=== Activity ===
In the data that follows, find each line containing "kipblokjes" and copy it.

==*==

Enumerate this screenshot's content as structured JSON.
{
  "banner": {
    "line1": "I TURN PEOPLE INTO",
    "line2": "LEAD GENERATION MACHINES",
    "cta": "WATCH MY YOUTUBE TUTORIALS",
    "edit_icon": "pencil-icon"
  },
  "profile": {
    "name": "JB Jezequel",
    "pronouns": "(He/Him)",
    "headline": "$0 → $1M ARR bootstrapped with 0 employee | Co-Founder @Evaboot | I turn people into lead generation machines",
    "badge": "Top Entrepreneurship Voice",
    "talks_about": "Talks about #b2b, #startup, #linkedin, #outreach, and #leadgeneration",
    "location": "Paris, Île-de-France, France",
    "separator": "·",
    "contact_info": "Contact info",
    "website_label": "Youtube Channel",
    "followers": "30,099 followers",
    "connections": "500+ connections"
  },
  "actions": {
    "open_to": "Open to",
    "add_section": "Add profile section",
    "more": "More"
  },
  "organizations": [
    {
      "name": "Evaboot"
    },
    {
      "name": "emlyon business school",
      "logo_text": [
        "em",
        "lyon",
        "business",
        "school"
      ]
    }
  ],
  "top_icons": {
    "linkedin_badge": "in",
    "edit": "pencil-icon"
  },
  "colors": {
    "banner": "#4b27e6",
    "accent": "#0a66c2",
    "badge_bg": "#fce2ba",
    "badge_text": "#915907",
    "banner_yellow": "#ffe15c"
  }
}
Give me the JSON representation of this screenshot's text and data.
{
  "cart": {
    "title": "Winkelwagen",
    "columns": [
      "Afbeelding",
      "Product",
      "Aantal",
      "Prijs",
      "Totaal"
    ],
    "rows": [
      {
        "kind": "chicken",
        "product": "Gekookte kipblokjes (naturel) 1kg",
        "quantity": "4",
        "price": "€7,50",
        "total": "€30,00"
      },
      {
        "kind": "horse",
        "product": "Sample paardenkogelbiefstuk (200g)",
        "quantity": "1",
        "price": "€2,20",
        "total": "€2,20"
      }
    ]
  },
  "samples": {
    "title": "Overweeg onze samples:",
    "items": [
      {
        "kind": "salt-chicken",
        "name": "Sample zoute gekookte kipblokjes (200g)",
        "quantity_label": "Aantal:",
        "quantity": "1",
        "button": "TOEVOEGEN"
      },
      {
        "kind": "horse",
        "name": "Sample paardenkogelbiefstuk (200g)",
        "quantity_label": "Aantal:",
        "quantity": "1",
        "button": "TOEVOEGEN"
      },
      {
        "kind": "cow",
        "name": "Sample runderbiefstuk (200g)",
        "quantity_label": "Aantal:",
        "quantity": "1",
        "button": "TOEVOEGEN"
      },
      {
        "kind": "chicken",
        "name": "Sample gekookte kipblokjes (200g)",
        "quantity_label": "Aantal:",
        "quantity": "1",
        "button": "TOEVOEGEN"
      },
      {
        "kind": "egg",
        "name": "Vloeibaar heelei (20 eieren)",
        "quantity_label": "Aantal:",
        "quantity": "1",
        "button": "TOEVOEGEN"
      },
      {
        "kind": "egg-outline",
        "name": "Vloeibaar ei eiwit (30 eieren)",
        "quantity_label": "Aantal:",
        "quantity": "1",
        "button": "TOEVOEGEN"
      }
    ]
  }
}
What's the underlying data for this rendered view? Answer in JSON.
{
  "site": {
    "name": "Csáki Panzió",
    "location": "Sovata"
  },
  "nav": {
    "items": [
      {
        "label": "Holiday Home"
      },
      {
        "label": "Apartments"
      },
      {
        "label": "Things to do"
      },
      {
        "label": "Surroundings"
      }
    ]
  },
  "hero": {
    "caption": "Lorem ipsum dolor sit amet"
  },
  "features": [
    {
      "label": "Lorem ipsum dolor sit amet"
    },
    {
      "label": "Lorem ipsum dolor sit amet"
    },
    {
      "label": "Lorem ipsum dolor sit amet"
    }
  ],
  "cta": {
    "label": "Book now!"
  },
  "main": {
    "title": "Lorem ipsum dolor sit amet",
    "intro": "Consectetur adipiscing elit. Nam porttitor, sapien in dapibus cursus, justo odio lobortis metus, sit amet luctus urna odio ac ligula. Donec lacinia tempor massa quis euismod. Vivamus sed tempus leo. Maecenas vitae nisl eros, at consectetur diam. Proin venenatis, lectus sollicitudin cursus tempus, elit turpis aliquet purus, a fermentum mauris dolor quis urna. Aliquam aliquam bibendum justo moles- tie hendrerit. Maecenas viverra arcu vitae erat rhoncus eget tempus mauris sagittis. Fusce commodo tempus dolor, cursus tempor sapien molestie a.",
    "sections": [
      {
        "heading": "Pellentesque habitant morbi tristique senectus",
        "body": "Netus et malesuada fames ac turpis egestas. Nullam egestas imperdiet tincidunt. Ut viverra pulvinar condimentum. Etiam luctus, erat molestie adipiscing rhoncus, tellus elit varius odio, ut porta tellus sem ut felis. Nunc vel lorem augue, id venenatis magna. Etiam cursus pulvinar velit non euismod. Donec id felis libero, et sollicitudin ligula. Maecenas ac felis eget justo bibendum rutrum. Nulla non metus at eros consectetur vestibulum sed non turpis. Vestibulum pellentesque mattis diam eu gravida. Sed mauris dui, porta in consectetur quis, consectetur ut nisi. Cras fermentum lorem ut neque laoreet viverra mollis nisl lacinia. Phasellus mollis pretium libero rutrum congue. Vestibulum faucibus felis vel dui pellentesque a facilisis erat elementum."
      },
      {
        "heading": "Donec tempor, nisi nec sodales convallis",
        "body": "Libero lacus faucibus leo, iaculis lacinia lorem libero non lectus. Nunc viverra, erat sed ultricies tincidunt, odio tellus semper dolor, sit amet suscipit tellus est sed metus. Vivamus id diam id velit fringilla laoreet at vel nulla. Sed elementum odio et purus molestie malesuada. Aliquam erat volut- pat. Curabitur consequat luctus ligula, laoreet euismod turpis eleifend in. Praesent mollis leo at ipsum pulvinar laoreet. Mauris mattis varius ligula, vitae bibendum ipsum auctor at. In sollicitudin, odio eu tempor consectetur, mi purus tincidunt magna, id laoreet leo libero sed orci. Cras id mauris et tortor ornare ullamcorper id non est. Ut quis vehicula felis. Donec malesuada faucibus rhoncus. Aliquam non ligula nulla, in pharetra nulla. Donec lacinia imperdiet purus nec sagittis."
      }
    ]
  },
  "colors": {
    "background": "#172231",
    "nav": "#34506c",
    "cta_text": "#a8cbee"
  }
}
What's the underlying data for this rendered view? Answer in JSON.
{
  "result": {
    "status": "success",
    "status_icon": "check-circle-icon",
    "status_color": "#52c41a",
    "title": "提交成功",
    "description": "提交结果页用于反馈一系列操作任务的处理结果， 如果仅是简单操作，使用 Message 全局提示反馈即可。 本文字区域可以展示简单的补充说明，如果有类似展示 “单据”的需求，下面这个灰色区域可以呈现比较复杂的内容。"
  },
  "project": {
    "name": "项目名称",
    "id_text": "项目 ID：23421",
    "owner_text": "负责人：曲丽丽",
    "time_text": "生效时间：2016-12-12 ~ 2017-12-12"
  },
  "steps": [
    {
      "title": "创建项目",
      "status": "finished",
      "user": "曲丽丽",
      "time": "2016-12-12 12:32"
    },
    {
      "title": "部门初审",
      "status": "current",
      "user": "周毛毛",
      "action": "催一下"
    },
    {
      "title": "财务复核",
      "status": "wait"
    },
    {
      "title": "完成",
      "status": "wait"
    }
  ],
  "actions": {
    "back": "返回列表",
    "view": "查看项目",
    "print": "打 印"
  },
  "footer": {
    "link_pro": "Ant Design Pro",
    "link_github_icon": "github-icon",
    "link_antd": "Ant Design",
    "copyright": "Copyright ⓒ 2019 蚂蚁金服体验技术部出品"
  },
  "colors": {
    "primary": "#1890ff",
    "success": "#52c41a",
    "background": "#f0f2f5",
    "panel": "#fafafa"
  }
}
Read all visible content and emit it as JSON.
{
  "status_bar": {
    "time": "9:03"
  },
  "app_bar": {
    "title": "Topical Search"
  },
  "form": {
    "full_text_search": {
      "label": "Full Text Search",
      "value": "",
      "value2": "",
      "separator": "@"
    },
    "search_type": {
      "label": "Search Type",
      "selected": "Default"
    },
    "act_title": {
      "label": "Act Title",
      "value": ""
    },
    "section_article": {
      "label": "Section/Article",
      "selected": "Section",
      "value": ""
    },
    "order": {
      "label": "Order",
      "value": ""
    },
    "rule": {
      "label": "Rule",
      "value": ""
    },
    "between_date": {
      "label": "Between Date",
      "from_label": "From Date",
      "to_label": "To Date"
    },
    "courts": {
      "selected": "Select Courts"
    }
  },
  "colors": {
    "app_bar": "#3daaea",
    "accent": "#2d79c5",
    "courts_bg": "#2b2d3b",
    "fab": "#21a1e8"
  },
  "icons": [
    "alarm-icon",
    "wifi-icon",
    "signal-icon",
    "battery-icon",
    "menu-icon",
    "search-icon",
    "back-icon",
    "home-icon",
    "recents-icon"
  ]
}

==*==

=== Task answer ===
        "product": "Gekookte kipblokjes (naturel) 1kg",
        "name": "Sample zoute gekookte kipblokjes (200g)",
        "name": "Sample gekookte kipblokjes (200g)",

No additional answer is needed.